Stocks to the Moon

The rapid and abundant buying of GameStop was not just an internet fad, but an ingenious protest that revealed dark truths about the American Stock Exchange.


Satwik Vakada

Whether you’re a seasoned shareholder or you know nothing about the stock market, you’ve likely heard about what redditors from r/wallstreetbets did just months ago: sent the price of GameStop beyond the stratosphere, for a brief period of time at least.  

How did this whole situation begin? Well, back in 2014, hedge fund Melvin Capital shorted—or bet against company stock—GameStop 140%  float, which indicates an expected decrease of 140% of all publicly traded shares. Melvin Capital is one of the top stock pickers in the market and founder Gabriel Plotkin is “one of the giants of our era,” as billionaire investor Chamath Palihapitiya claims.
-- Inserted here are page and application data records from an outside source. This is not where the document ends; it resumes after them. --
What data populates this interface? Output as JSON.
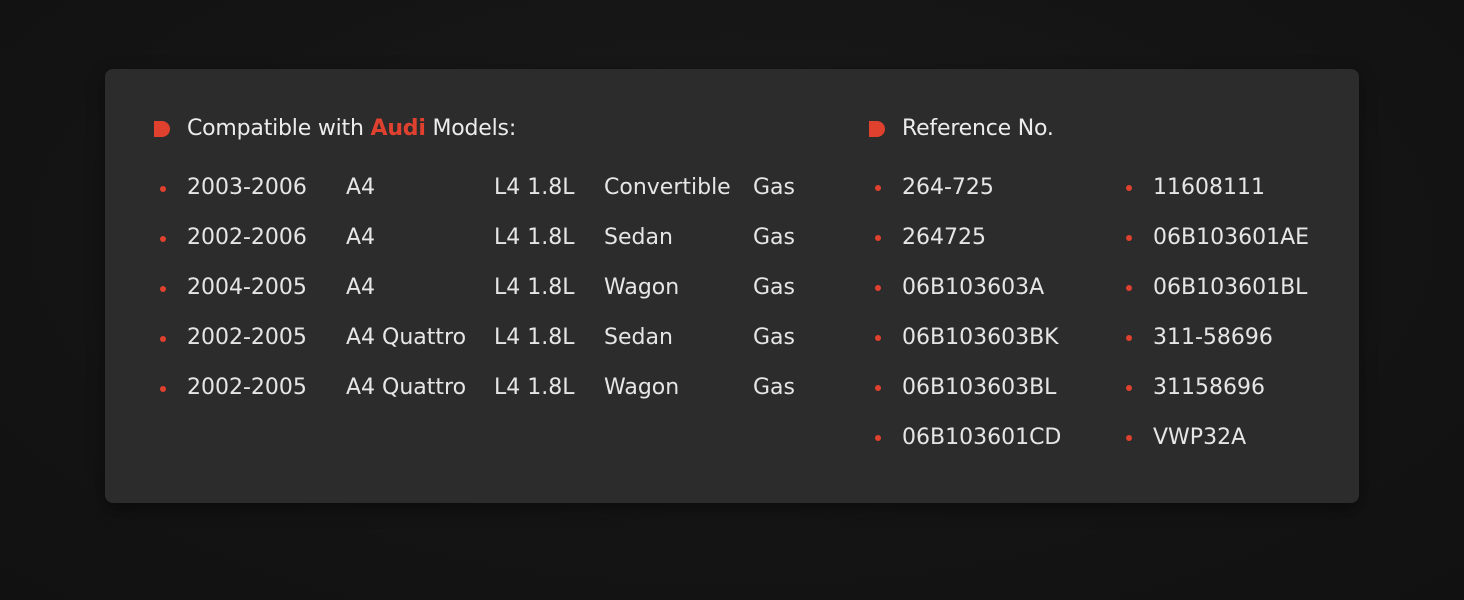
{
  "compat": {
    "heading_prefix": "Compatible with",
    "heading_brand": "Audi",
    "heading_suffix": "Models:",
    "rows": [
      {
        "year": "2003-2006",
        "model": "A4",
        "engine": "L4 1.8L",
        "body": "Convertible",
        "fuel": "Gas"
      },
      {
        "year": "2002-2006",
        "model": "A4",
        "engine": "L4 1.8L",
        "body": "Sedan",
        "fuel": "Gas"
      },
      {
        "year": "2004-2005",
        "model": "A4",
        "engine": "L4 1.8L",
        "body": "Wagon",
        "fuel": "Gas"
      },
      {
        "year": "2002-2005",
        "model": "A4 Quattro",
        "engine": "L4 1.8L",
        "body": "Sedan",
        "fuel": "Gas"
      },
      {
        "year": "2002-2005",
        "model": "A4 Quattro",
        "engine": "L4 1.8L",
        "body": "Wagon",
        "fuel": "Gas"
      }
    ]
  },
  "reference": {
    "heading": "Reference No.",
    "col1": [
      "264-725",
      "264725",
      "06B103603A",
      "06B103603BK",
      "06B103603BL",
      "06B103601CD"
    ],
    "col2": [
      "11608111",
      "06B103601AE",
      "06B103601BL",
      "311-58696",
      "31158696",
      "VWP32A"
    ]
  },
  "colors": {
    "accent": "#e0412e",
    "card": "#2c2c2c",
    "background": "#141414",
    "text": "#e6e6e6"
  },
  "icons": {
    "heading_marker": "d-shape-marker-icon",
    "bullet": "dot-bullet-icon"
  }
}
Because of its credibility, Melvin Capital trades are often copied by smaller firms. So, when GameStop stock prices were inflated by redditors on r/wallstreetbets this January, hundreds of firms on Wall Street who had bet against the company lost billions of dollars. 

However random their actions may have seemed to the general public, the members of r/wallstreetbets did extremely high level market analysis before investing in GameStop. They saw that, contrary to Melvin Capital’s evaluation, the video game company was not expected to fail this year. So, they effectively exposed the overshorted company. After a little push from heavy investors, the price of GME increased from $17.25 to a peak of $347.51 per share as the trend became viral. Some redditors became multi-millionaires overnight as the hedge funds lost billions. Many have been able to pay off student loans and mortgages.  
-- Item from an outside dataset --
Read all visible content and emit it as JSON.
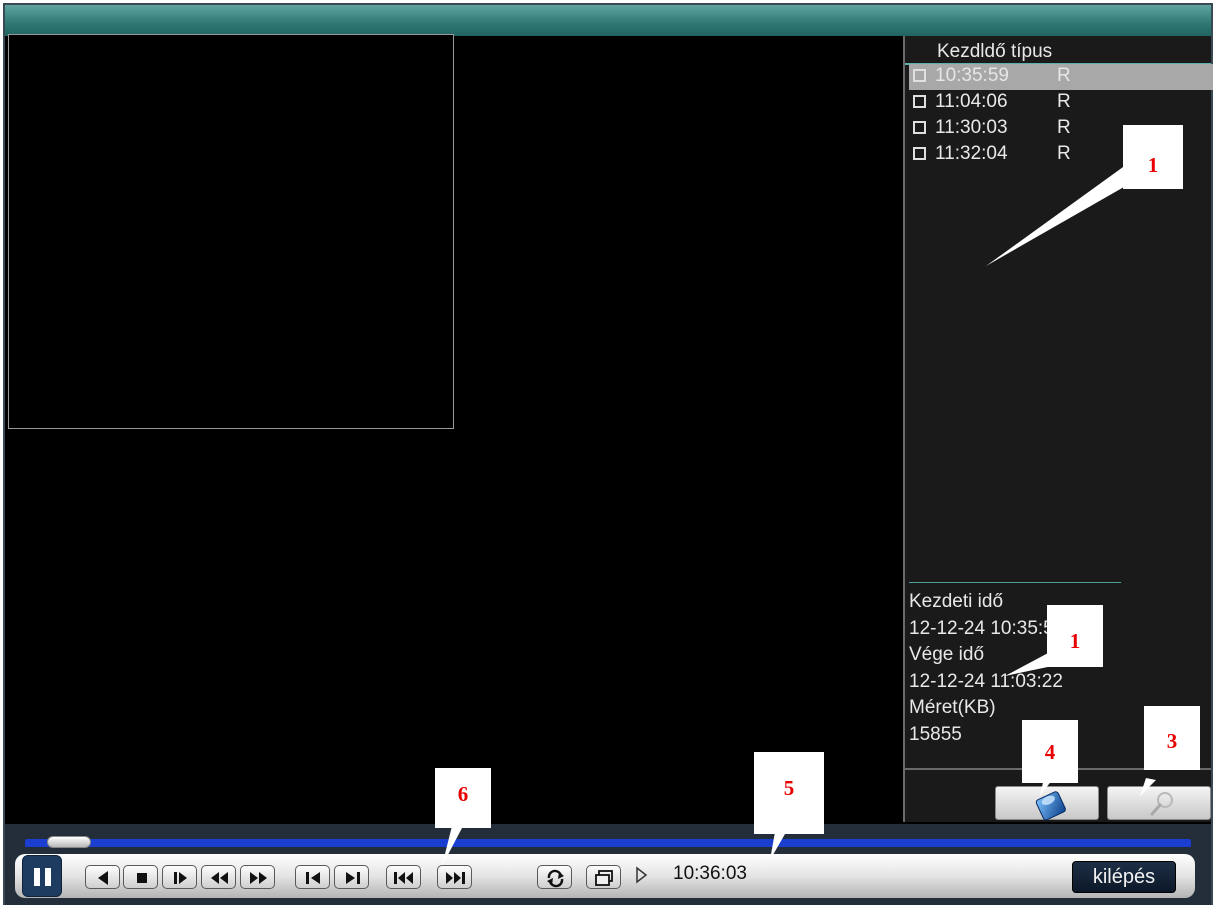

When hedge funds lost, the rules were changed, which only goes to show that participation in the market is still apparently exclusive.
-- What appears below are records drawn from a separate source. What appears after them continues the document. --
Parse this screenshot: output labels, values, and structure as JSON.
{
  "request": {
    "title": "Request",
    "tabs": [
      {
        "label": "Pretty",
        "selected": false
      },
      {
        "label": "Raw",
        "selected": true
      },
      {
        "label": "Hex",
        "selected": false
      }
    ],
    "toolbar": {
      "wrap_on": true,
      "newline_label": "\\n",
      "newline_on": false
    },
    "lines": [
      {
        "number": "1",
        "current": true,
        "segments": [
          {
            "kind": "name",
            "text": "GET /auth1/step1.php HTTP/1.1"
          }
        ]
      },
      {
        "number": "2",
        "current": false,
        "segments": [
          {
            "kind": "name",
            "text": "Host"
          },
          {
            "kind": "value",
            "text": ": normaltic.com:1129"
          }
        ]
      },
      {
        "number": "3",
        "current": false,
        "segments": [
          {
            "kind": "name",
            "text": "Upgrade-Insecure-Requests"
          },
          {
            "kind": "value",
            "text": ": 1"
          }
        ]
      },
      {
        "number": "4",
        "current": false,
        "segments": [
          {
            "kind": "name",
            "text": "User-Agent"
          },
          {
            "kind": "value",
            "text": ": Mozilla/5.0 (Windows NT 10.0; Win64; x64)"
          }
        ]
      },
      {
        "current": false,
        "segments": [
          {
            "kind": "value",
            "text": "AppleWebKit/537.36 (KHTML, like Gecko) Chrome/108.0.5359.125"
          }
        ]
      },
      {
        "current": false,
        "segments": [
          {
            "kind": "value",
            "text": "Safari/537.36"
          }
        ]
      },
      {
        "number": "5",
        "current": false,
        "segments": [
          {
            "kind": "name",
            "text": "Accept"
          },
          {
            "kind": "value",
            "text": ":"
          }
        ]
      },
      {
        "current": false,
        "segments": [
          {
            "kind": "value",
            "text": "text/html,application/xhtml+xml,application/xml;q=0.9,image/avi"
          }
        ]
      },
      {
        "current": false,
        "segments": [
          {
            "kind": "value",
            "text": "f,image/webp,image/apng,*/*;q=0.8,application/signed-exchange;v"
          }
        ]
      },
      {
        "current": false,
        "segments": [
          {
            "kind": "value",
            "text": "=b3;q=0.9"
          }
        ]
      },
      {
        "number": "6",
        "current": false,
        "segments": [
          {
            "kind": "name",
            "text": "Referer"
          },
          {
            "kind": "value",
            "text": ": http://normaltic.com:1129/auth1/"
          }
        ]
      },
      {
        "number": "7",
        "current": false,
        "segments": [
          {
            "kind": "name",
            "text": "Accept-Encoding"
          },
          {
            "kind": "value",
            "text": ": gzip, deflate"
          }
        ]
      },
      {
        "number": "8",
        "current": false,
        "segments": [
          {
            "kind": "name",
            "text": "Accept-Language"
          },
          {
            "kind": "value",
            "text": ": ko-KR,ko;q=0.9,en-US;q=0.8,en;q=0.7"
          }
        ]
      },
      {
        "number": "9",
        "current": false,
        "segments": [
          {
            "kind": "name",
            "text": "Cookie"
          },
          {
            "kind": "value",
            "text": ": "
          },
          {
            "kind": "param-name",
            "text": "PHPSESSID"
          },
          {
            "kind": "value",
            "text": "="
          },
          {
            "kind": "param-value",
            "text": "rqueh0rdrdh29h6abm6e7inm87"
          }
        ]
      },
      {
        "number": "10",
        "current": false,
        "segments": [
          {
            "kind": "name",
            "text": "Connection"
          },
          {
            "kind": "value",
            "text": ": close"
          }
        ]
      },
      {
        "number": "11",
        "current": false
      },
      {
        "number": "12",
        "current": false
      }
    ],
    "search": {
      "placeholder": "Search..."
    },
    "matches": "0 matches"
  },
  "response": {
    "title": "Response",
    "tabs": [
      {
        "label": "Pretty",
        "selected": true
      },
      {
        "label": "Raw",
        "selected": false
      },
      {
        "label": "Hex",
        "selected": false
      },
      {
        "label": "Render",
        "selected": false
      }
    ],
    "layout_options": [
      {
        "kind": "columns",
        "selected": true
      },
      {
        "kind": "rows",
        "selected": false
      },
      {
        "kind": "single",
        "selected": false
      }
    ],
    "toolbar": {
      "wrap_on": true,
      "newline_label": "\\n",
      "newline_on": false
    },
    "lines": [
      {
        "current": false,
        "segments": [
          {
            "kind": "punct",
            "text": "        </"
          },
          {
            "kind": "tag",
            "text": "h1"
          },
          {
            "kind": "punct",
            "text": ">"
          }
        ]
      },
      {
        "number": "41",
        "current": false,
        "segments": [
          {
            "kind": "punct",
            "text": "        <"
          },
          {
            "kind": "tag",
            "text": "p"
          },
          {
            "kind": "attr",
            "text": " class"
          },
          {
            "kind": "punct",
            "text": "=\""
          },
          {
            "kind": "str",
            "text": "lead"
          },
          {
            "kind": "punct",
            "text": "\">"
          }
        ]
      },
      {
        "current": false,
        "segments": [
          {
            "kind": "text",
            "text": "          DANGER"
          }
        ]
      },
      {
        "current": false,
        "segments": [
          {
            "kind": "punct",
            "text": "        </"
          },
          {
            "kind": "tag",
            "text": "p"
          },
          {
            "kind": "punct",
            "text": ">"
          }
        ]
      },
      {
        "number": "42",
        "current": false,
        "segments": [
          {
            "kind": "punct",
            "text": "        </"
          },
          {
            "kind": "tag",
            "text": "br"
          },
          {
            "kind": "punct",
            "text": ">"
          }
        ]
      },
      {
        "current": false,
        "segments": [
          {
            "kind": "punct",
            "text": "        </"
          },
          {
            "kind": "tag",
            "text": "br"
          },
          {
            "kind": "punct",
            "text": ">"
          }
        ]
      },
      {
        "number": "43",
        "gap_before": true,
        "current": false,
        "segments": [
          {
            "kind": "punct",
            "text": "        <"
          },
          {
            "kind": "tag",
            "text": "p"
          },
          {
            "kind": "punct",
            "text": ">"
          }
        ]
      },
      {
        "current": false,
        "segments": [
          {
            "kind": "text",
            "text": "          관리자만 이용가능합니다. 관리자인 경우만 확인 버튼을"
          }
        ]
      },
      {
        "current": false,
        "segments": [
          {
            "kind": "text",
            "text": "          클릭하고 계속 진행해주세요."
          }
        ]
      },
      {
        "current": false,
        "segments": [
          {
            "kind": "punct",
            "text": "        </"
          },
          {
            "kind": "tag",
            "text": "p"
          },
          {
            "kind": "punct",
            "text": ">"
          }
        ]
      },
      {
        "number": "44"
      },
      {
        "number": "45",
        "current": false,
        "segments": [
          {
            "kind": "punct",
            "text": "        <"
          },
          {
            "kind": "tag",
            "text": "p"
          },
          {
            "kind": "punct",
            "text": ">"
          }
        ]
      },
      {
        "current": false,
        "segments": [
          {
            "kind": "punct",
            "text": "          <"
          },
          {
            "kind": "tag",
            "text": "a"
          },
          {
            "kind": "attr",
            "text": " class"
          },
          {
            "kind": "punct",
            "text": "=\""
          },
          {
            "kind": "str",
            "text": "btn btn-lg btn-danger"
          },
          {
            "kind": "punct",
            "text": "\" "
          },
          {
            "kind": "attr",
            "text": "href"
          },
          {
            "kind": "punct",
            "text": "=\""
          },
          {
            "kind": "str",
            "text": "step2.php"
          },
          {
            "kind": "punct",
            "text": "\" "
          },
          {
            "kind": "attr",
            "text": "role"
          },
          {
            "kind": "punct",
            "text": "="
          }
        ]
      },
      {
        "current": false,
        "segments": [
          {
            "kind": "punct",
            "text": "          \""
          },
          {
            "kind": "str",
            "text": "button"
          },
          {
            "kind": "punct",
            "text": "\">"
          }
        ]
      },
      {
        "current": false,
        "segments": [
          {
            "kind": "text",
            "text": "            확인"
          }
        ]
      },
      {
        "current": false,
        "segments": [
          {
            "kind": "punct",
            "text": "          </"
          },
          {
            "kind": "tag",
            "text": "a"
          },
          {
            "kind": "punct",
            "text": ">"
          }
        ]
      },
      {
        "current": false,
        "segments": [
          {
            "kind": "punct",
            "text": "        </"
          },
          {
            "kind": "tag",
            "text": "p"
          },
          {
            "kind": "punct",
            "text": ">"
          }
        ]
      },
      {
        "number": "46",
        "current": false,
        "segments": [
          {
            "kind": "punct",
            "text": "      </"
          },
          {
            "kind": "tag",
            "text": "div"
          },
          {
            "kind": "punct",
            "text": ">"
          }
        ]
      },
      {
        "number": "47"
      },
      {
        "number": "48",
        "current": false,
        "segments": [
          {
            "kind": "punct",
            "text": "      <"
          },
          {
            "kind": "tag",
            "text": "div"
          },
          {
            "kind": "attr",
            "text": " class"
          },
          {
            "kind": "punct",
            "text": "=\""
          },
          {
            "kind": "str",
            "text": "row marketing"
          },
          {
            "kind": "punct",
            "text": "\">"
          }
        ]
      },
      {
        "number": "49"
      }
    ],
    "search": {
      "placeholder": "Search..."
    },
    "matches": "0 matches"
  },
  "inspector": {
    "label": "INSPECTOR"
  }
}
While the initial trades were based on GME’s potential to surge, the trades evolved into a wider movement with a new purpose: to push back against the hedge funds on Wall Street. Many firms on Wall Street were directly responsible for the 2008 housing crisis and, since many taxpayers were forced to bail out the very same people who crashed the economy, some viewed the GameStop movement as a form of revenge. 

Some might claim this is a form of market manipulation (that could land members some serious jail time), and by definition it is. However, under the lax laws of the stock exchange, the line between market manipulation and the First Amendment right to freedom of speech is a very thin one—well, depending on who is exercising it. Hedge funds, for one, are not penalized for hosting private dinners, where the market’s leaders exchange stock ideas behind closed doors in order to cooperate. So, what separates them from an online forum such as Reddit? Nothing, except that the stock market seems not to be intended for the public. Naturally, it caused some concern when the unorganized masses were able to make money at the expense of brokers on Wall Street. Using this obvious double standard to their advantage, the Internet revealed to the government that, under this government regulation of the stock market—or lack thereof—, market volatility and manipulation is inevitable. Banding together in an intelligent form of protest, they showed that it is as easy to destroy a company like GameStop as it is to make it boom.

The massive, even if brief, success of GameStop has opened Pandora’s box as the possibility of a triumphant demonstration was revealed: the SEC (U.S. Securities and Exchange Commission) head has called for more regulation. However, while it is good news that new regulations are being put into place to reduce volatility in the stock market, the timing cannot be understated. When hedge funds lost, the rules were changed, which only goes to show that participation in the market is still apparently exclusive. Only now, the power that hedge funds have will be harder to be abused. This is but the first step; the stock market should be held accountable for the failures they caused. Redditors joining arms was a moving display of the common people against a corporate evil, the public  punished a system in need of more regulation. And if that system is not better regulated, that same public may continue to send prices to the moon.